- 2015 Federal Election
New chief chosen, treaty vote coming
The K’ómoks First Nation has re-elected Chief Ernie Hardy three months before band members decide whether to send an Agreement in Principle (AIP) to the next stage of the B.C. Treaty Commission process.
On Thursday, Hardy defeated challenger Robert Everson by a vote of 68-51.
Stewart Hardy and Barb Mitchell were re-elected to council.
Chief Hardy, who has served 18 consecutive years with the band, is a strong advocate of KFN treaty making.
“I am thankful to the people who support me and I look forward to another term representing K’ómoks,” Hardy said in a news release. “Now, we can focus more of our energy on the upcoming AIP vote.”
K’ómoks members will vote to approve or reject a draft AIP on March 26.
“The Agreement in Principle is not legally binding itself, it’s more of an approval vote to decide whether we should move on for further negotiations or hold back a little bit,” band spokesperson Melissa Quocksister said.
KFN treaty negotiations have been in Stage Four — the critical stage of the six-stage treaty process — since 2007. Last year, the band indicated it was nearing completion of the AIP.
The KFN, the province and the federal government are attempting to reach an agreement on a variety of issues such as land interests that will form the basis of the treaty.
Access at Goose Spit has been a serious roadblock to negotiations.
The tip of the spit is KFN reserve land.

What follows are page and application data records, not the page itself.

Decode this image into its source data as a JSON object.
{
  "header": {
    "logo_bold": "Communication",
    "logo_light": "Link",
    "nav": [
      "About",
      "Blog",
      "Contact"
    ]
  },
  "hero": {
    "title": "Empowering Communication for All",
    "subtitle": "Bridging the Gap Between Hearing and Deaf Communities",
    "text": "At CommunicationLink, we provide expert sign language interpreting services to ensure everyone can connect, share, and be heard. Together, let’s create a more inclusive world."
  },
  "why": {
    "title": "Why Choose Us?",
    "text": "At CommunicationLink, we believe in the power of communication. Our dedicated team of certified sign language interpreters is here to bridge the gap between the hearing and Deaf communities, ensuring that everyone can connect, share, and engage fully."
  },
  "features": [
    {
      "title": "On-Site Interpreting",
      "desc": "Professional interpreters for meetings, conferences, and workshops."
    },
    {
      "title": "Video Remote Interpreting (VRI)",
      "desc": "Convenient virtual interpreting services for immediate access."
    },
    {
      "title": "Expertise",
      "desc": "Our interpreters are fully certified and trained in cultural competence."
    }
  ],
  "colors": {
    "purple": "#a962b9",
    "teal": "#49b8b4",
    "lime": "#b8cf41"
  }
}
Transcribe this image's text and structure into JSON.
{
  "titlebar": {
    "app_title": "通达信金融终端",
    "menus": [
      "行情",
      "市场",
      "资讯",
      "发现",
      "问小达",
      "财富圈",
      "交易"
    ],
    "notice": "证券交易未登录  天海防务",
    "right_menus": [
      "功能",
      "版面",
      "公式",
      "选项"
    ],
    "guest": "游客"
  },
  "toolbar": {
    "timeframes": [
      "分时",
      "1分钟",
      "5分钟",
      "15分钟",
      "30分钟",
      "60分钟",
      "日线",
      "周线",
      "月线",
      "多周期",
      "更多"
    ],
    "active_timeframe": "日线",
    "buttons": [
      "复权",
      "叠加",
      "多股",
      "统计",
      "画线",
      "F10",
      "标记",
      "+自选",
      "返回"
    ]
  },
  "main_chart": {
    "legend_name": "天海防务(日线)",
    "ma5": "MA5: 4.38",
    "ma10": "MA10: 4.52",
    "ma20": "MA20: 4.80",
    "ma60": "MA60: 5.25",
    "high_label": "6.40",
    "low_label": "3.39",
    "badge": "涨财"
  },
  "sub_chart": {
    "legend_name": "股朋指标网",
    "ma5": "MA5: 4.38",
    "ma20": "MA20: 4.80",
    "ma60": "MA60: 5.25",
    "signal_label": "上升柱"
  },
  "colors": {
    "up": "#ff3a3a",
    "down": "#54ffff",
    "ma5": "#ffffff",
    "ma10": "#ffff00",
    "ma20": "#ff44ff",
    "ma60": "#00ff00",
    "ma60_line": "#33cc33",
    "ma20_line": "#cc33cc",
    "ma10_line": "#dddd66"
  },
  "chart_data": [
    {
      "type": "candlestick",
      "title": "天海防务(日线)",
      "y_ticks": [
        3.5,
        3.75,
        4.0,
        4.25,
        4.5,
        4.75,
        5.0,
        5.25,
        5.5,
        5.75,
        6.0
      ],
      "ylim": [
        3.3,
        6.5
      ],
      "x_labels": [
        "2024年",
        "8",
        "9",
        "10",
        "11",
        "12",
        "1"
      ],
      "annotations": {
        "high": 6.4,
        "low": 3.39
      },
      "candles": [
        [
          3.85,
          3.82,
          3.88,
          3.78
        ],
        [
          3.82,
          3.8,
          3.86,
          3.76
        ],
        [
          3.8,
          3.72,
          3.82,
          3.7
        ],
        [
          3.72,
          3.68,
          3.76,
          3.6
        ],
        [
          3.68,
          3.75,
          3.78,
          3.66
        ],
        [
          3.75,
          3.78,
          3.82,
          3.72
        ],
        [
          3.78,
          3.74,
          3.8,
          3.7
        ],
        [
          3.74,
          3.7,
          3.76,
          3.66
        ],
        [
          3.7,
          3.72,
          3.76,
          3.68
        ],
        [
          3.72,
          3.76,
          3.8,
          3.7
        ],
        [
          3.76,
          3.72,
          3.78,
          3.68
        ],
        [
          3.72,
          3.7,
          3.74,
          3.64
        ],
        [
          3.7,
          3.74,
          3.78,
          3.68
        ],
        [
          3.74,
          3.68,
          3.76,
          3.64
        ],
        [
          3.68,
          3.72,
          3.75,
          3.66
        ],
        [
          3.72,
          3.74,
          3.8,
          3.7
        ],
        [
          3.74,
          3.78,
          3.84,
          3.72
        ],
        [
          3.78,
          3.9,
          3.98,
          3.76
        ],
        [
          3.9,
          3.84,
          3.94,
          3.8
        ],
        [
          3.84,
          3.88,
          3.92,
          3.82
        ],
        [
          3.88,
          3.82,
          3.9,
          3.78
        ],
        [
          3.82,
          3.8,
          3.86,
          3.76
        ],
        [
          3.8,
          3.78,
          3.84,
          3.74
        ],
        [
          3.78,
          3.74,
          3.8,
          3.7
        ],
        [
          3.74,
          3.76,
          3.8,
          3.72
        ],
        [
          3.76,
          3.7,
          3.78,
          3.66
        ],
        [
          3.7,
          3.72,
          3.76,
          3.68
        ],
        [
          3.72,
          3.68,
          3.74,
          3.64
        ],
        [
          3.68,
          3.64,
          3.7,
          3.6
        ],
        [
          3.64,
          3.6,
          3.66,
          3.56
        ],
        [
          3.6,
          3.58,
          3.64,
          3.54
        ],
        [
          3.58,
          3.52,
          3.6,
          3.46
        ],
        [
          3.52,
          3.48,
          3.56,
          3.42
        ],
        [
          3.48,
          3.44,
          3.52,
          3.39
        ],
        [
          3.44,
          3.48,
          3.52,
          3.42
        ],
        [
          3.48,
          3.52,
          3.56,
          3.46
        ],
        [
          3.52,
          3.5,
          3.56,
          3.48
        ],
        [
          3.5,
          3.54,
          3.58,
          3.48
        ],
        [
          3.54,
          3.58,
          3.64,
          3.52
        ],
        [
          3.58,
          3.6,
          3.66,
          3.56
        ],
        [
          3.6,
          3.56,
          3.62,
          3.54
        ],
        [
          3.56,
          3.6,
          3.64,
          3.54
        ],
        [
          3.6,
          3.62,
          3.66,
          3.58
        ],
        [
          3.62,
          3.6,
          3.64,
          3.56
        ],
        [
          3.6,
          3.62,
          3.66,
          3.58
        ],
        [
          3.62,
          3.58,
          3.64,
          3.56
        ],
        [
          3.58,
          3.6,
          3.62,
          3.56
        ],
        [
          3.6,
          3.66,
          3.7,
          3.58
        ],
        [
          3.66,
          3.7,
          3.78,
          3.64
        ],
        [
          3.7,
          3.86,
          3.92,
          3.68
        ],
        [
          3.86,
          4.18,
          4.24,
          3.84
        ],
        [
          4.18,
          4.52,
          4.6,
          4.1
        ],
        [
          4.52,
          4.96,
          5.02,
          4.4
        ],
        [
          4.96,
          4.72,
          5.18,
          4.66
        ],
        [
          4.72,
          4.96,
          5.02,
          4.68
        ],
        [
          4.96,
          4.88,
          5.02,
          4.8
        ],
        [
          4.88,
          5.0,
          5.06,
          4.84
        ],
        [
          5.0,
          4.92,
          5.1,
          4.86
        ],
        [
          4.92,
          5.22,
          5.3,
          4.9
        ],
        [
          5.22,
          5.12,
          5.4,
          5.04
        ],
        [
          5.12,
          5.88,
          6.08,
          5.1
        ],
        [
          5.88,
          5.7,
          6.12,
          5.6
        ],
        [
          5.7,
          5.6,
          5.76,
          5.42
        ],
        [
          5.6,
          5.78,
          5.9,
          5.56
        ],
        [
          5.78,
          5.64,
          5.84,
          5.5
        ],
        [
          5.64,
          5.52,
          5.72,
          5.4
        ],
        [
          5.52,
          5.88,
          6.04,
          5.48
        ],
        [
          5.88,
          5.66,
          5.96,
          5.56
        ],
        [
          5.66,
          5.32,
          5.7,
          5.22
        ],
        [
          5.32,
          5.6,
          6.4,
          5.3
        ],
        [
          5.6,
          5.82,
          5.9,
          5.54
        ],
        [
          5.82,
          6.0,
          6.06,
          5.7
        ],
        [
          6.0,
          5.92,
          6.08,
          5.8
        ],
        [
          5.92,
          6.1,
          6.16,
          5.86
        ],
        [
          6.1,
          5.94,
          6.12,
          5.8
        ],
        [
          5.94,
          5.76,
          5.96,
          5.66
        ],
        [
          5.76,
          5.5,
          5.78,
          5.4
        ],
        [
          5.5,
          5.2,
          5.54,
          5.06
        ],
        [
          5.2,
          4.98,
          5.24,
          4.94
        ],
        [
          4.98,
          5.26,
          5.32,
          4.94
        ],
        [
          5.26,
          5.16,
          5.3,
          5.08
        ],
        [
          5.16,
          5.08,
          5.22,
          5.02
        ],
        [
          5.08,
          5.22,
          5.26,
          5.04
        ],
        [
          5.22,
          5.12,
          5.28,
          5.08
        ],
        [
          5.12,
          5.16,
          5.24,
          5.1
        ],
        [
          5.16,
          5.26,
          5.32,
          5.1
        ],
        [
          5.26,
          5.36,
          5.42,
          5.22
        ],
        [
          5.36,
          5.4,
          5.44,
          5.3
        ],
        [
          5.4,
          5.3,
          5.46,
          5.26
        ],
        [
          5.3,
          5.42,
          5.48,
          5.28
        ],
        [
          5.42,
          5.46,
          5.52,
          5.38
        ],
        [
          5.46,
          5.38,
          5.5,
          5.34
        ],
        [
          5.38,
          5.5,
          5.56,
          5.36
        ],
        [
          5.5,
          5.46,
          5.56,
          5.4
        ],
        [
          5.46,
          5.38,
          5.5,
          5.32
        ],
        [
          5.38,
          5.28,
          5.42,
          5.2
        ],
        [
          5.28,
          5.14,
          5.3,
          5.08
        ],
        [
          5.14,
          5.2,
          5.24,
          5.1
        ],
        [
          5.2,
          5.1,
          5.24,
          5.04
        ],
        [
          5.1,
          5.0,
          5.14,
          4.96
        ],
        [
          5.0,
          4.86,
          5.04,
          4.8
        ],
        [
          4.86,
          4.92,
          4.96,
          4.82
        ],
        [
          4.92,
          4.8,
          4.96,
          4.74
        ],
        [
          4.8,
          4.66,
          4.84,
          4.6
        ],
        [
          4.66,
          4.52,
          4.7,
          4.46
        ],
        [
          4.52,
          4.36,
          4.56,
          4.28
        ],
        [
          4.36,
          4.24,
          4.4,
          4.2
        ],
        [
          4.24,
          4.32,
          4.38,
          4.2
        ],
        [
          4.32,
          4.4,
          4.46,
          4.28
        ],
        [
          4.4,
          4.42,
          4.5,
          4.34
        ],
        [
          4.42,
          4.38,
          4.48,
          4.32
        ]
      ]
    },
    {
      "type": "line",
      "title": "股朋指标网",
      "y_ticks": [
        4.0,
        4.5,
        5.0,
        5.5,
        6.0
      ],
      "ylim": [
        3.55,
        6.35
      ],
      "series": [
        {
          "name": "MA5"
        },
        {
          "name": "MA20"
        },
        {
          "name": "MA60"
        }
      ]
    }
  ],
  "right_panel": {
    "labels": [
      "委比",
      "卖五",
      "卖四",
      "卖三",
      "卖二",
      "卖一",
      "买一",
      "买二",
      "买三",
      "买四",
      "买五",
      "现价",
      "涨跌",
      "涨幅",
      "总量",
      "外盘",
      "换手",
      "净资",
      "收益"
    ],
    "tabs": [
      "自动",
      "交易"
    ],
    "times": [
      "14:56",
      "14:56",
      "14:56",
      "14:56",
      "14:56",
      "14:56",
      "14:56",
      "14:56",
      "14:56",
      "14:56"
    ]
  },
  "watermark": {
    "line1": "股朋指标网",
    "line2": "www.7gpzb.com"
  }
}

It also serves as a Department of National Defence military training site, which means First Nations people are required to identify themselves to security guards if they wish to access the area.
The treaty team is demanding unrestricted access through the middle portion of the spit and the foreshore, and transfer of a 9.8-hectare portion to the KFN.
Neither provincial negotiators nor Minister of Indian Affairs and Northern Development John Duncan could be reached for comment.